Simon Nielson, director at Northwood estate agents said: “I think nationally confidence has grown in the market because of the Government’s right to buy scheme and because of the Bank of England have said they won’t increase interest rates until unemployment falls below seven per cent.

“We’ve seen growth trickle in for the last six months, and it’s particularly grown over the last three months. We’re also opening a new branch in Thorne next month because of how the business has picked up.

“This is definitely good news for Doncaster.”

And it’s not just the estate agents that are predicting a brighter future, business and civic leaders also believe the housing market is starting to pick up.

Phil Harris, chief executive of Doncaster Chamber believes the increase in house prices was an indication of the confidence in the region created through ‘major transformational projects’ such as the link Road connecting the M18 and Robin Hood Airport.

He added: “There is a note of caution, however, that house prices don’t grow too fast causing affordability problems in Doncaster - as wages are not increasing at the same rate.”

Mayor Ros Jones thinks the rise is a sign Doncaster’s economy is performing well.
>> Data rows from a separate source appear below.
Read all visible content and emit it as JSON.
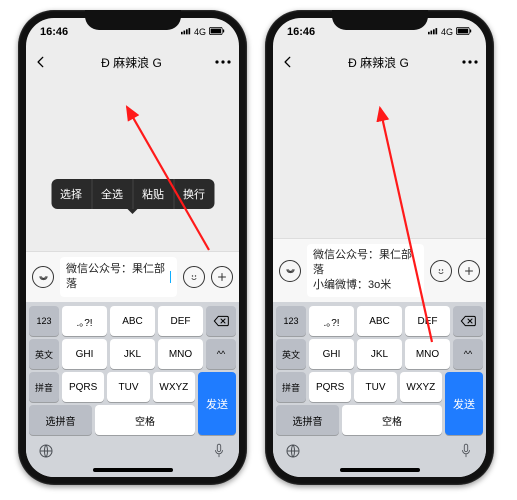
{
  "status": {
    "time": "16:46",
    "network": "4G",
    "signal_icon": "signal-icon",
    "battery_icon": "battery-icon"
  },
  "nav": {
    "back_icon": "chevron-left-icon",
    "title": "Ð 麻辣浪 G",
    "more_icon": "more-icon"
  },
  "context_menu": {
    "items": [
      "选择",
      "全选",
      "粘贴",
      "换行"
    ]
  },
  "input": {
    "voice_icon": "voice-icon",
    "emoji_icon": "smile-icon",
    "plus_icon": "plus-icon",
    "left_value": "微信公众号：果仁部落",
    "right_value": "微信公众号：果仁部落\n小编微博：3o米"
  },
  "keyboard": {
    "row1_side_l": "123",
    "row1": [
      ".｡?!",
      "ABC",
      "DEF"
    ],
    "row1_side_r": "⌫",
    "row2_side_l": "英文",
    "row2": [
      "GHI",
      "JKL",
      "MNO"
    ],
    "row2_side_r": "^^",
    "row3_side_l": "拼音",
    "row3": [
      "PQRS",
      "TUV",
      "WXYZ"
    ],
    "row4": [
      "选拼音",
      "空格"
    ],
    "send": "发送",
    "globe_icon": "globe-icon",
    "mic_icon": "mic-icon"
  }
}
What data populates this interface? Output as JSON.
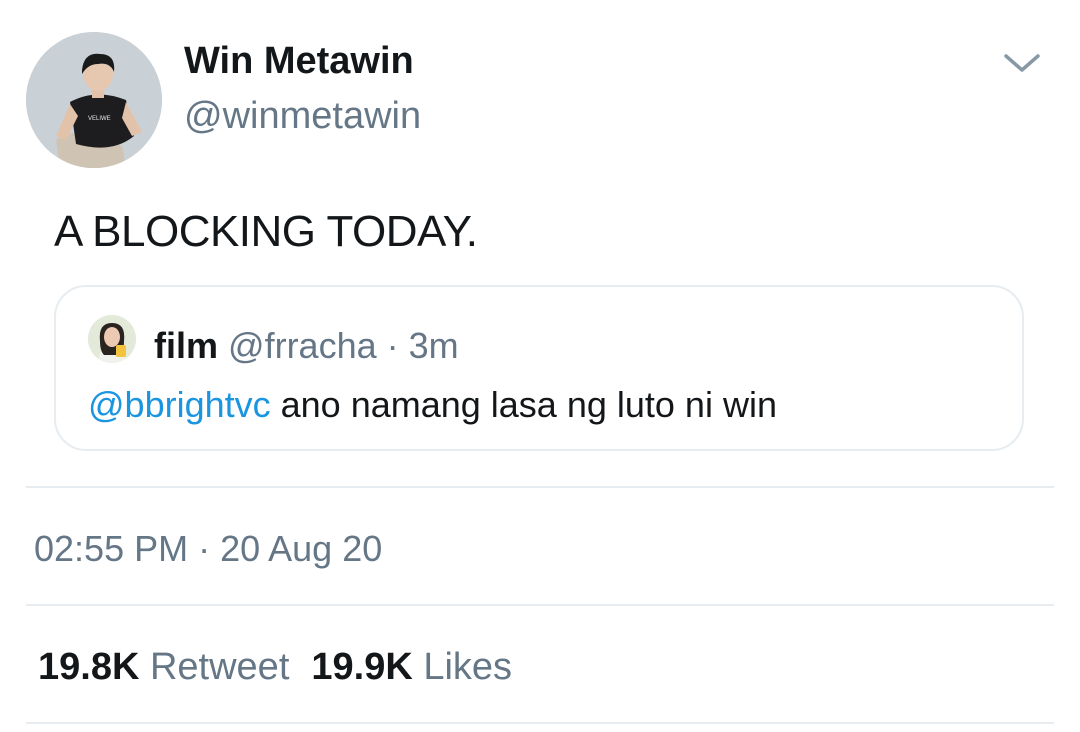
{
  "tweet": {
    "author": {
      "display_name": "Win Metawin",
      "handle": "@winmetawin",
      "avatar_icon": "profile-photo"
    },
    "menu_icon": "chevron-down-icon",
    "text": "A BLOCKING TODAY.",
    "avatar_shirt_text": "VELIWE",
    "quoted": {
      "name": "film",
      "handle": "@frracha",
      "separator": "·",
      "time": "3m",
      "mention": "@bbrightvc",
      "text": " ano namang lasa ng luto ni win"
    },
    "timestamp": "02:55 PM · 20 Aug 20",
    "stats": {
      "retweets_count": "19.8K",
      "retweets_label": "Retweet",
      "likes_count": "19.9K",
      "likes_label": "Likes"
    }
  },
  "colors": {
    "text_primary": "#14171a",
    "text_secondary": "#657786",
    "link": "#1b95e0",
    "border": "#e6ecf0"
  }
}
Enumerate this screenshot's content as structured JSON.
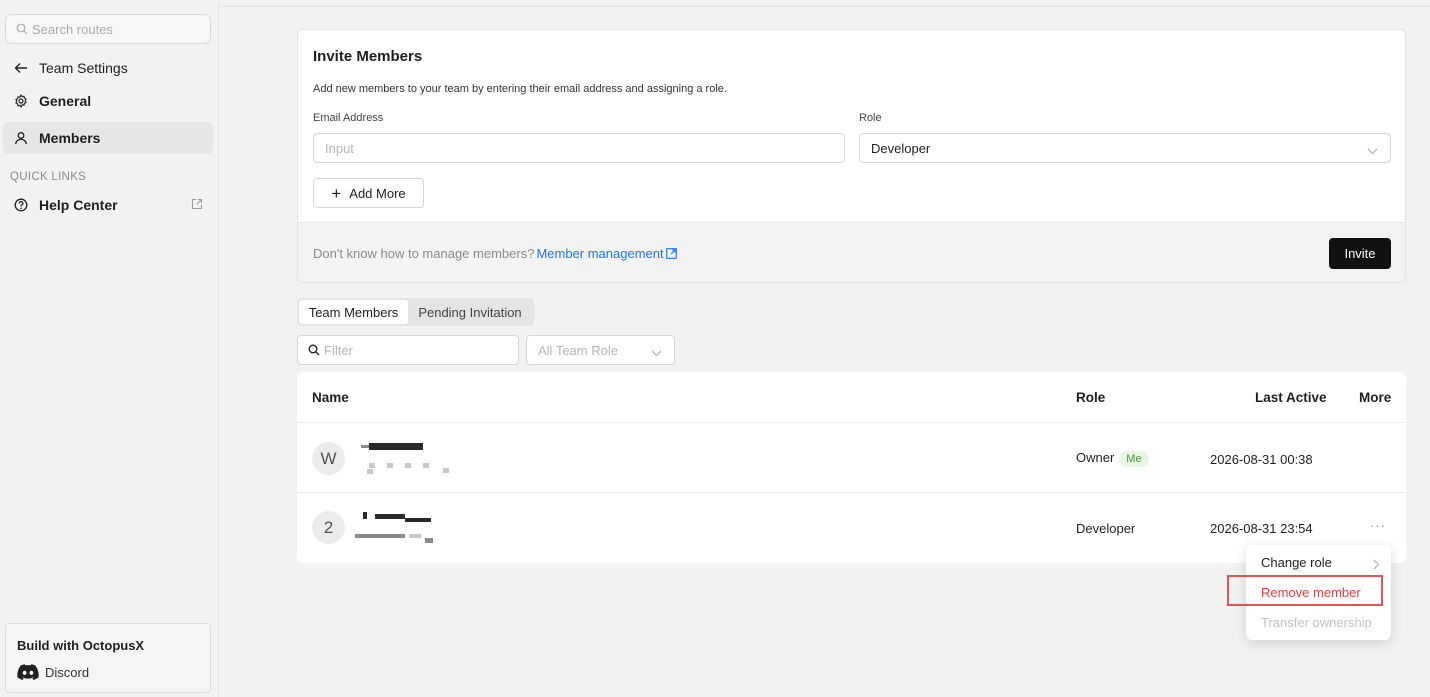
{
  "sidebar": {
    "search_placeholder": "Search routes",
    "back_label": "Team Settings",
    "items": [
      {
        "label": "General",
        "icon": "gear-icon"
      },
      {
        "label": "Members",
        "icon": "user-icon"
      }
    ],
    "quick_links_heading": "QUICK LINKS",
    "help_center_label": "Help Center",
    "build_title": "Build with OctopusX",
    "discord_label": "Discord"
  },
  "invite": {
    "title": "Invite Members",
    "description": "Add new members to your team by entering their email address and assigning a role.",
    "email_label": "Email Address",
    "email_placeholder": "Input",
    "role_label": "Role",
    "role_value": "Developer",
    "add_more_label": "Add More",
    "help_text": "Don't know how to manage members?",
    "help_link": "Member management",
    "invite_button": "Invite"
  },
  "tabs": [
    {
      "label": "Team Members",
      "active": true
    },
    {
      "label": "Pending Invitation",
      "active": false
    }
  ],
  "filters": {
    "filter_placeholder": "Filter",
    "role_filter_placeholder": "All Team Role"
  },
  "table": {
    "columns": [
      "Name",
      "Role",
      "Last Active",
      "More"
    ],
    "rows": [
      {
        "avatar": "W",
        "role": "Owner",
        "badge": "Me",
        "last_active": "2026-08-31 00:38",
        "more": ""
      },
      {
        "avatar": "2",
        "role": "Developer",
        "badge": "",
        "last_active": "2026-08-31 23:54",
        "more": "···"
      }
    ]
  },
  "context_menu": {
    "items": [
      "Change role",
      "Remove member",
      "Transfer ownership"
    ]
  },
  "colors": {
    "accent_link": "#1677ff",
    "danger": "#e23c3c",
    "badge_green": "#3e9a36",
    "primary_button": "#111111"
  }
}
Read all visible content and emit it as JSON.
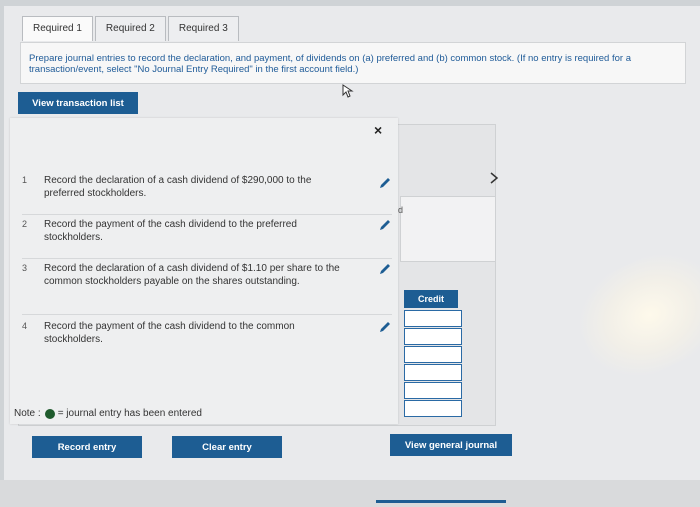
{
  "tabs": [
    "Required 1",
    "Required 2",
    "Required 3"
  ],
  "instruction": "Prepare journal entries to record the declaration, and payment, of dividends on (a) preferred and (b) common stock. (If no entry is required for a transaction/event, select \"No Journal Entry Required\" in the first account field.)",
  "buttons": {
    "view_transaction_list": "View transaction list",
    "record_entry": "Record entry",
    "clear_entry": "Clear entry",
    "view_general_journal": "View general journal"
  },
  "popup": {
    "close": "×",
    "items": [
      {
        "num": "1",
        "text": "Record the declaration of a cash dividend of $290,000 to the preferred stockholders."
      },
      {
        "num": "2",
        "text": "Record the payment of the cash dividend to the preferred stockholders."
      },
      {
        "num": "3",
        "text": "Record the declaration of a cash dividend of $1.10 per share to the common stockholders payable on the shares outstanding."
      },
      {
        "num": "4",
        "text": "Record the payment of the cash dividend to the common stockholders."
      }
    ]
  },
  "note": {
    "label": "Note :",
    "text": "= journal entry has been entered"
  },
  "journal": {
    "credit_header": "Credit",
    "partial_char": "d"
  },
  "colors": {
    "accent": "#1d5d93",
    "instruction_text": "#1f5b98",
    "entered_dot": "#1e5a2c"
  }
}
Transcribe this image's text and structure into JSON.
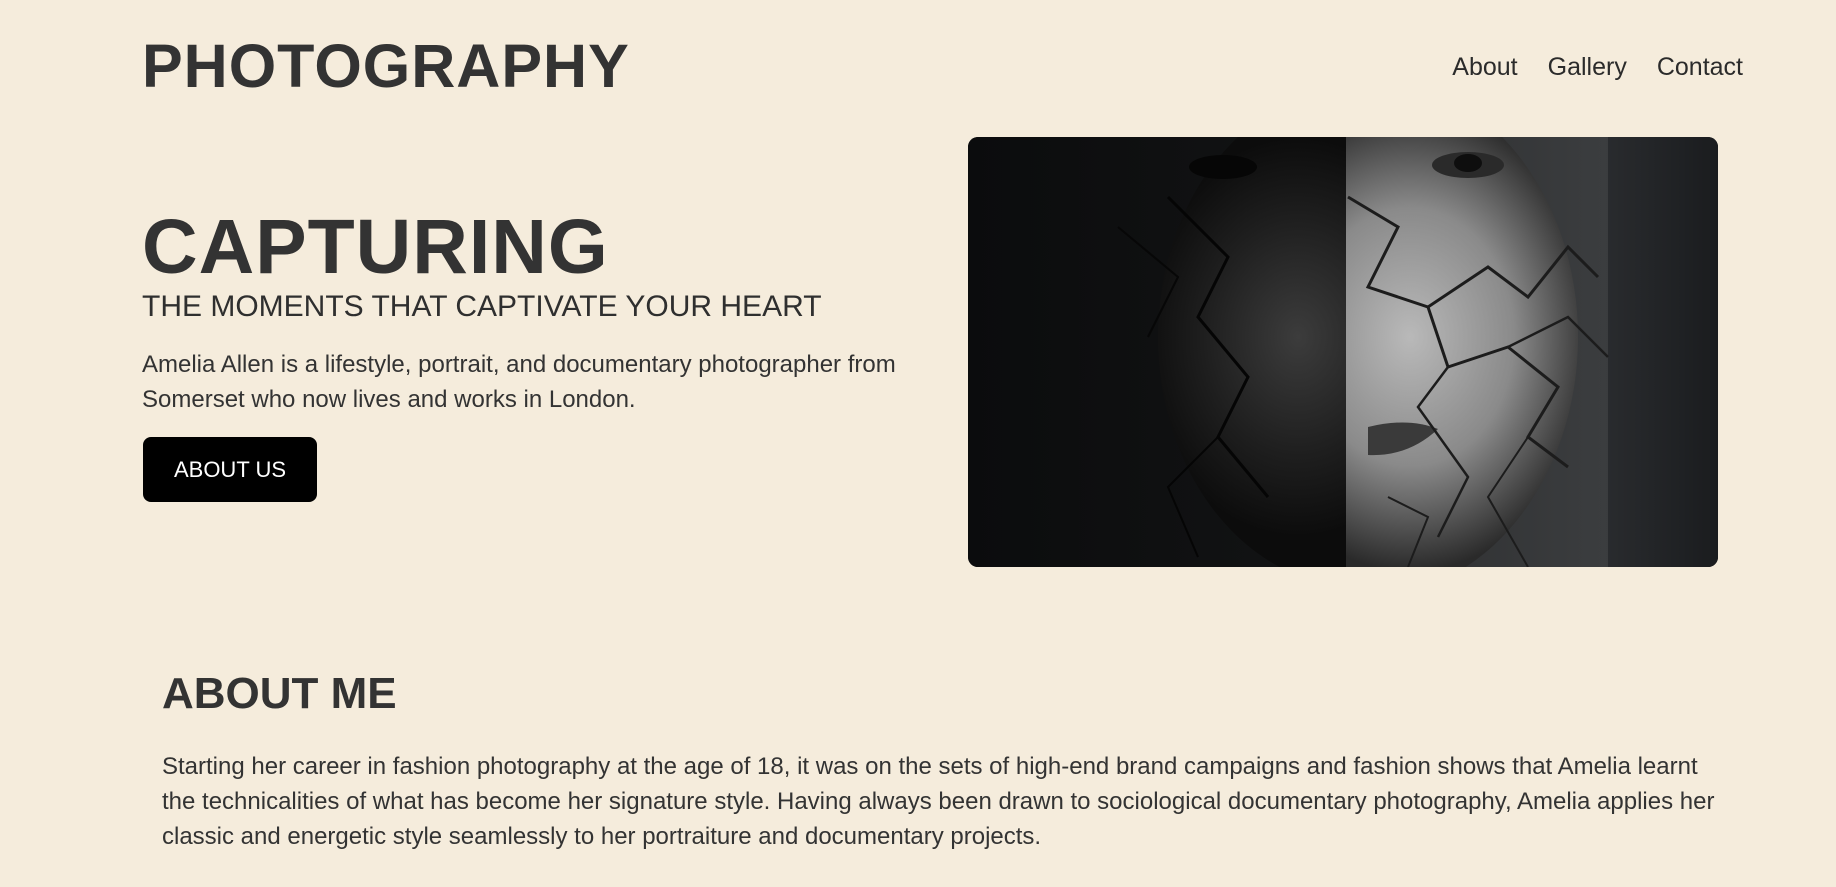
{
  "header": {
    "logo": "PHOTOGRAPHY",
    "nav": [
      "About",
      "Gallery",
      "Contact"
    ]
  },
  "hero": {
    "title": "CAPTURING",
    "subtitle": "THE MOMENTS THAT CAPTIVATE YOUR HEART",
    "description": "Amelia Allen is a lifestyle, portrait, and documentary photographer from Somerset who now lives and works in London.",
    "button_label": "ABOUT US",
    "image": "portrait-photo"
  },
  "about": {
    "heading": "ABOUT ME",
    "text": "Starting her career in fashion photography at the age of 18, it was on the sets of high-end brand campaigns and fashion shows that Amelia learnt the technicalities of what has become her signature style. Having always been drawn to sociological documentary photography, Amelia applies her classic and energetic style seamlessly to her portraiture and documentary projects."
  },
  "colors": {
    "background": "#f5ecdc",
    "text": "#333333",
    "button": "#000000"
  }
}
She said: “This will give further confidence to investors, house builders and the construction industry in general.

“Looking to the future, we are also ensuring land for over 18,500 houses is made available in the town over the next 15 years to cater for a growing population.

“We are conscious, however, that there is a need for more affordable homes and we are currently building new council houses across the borough.”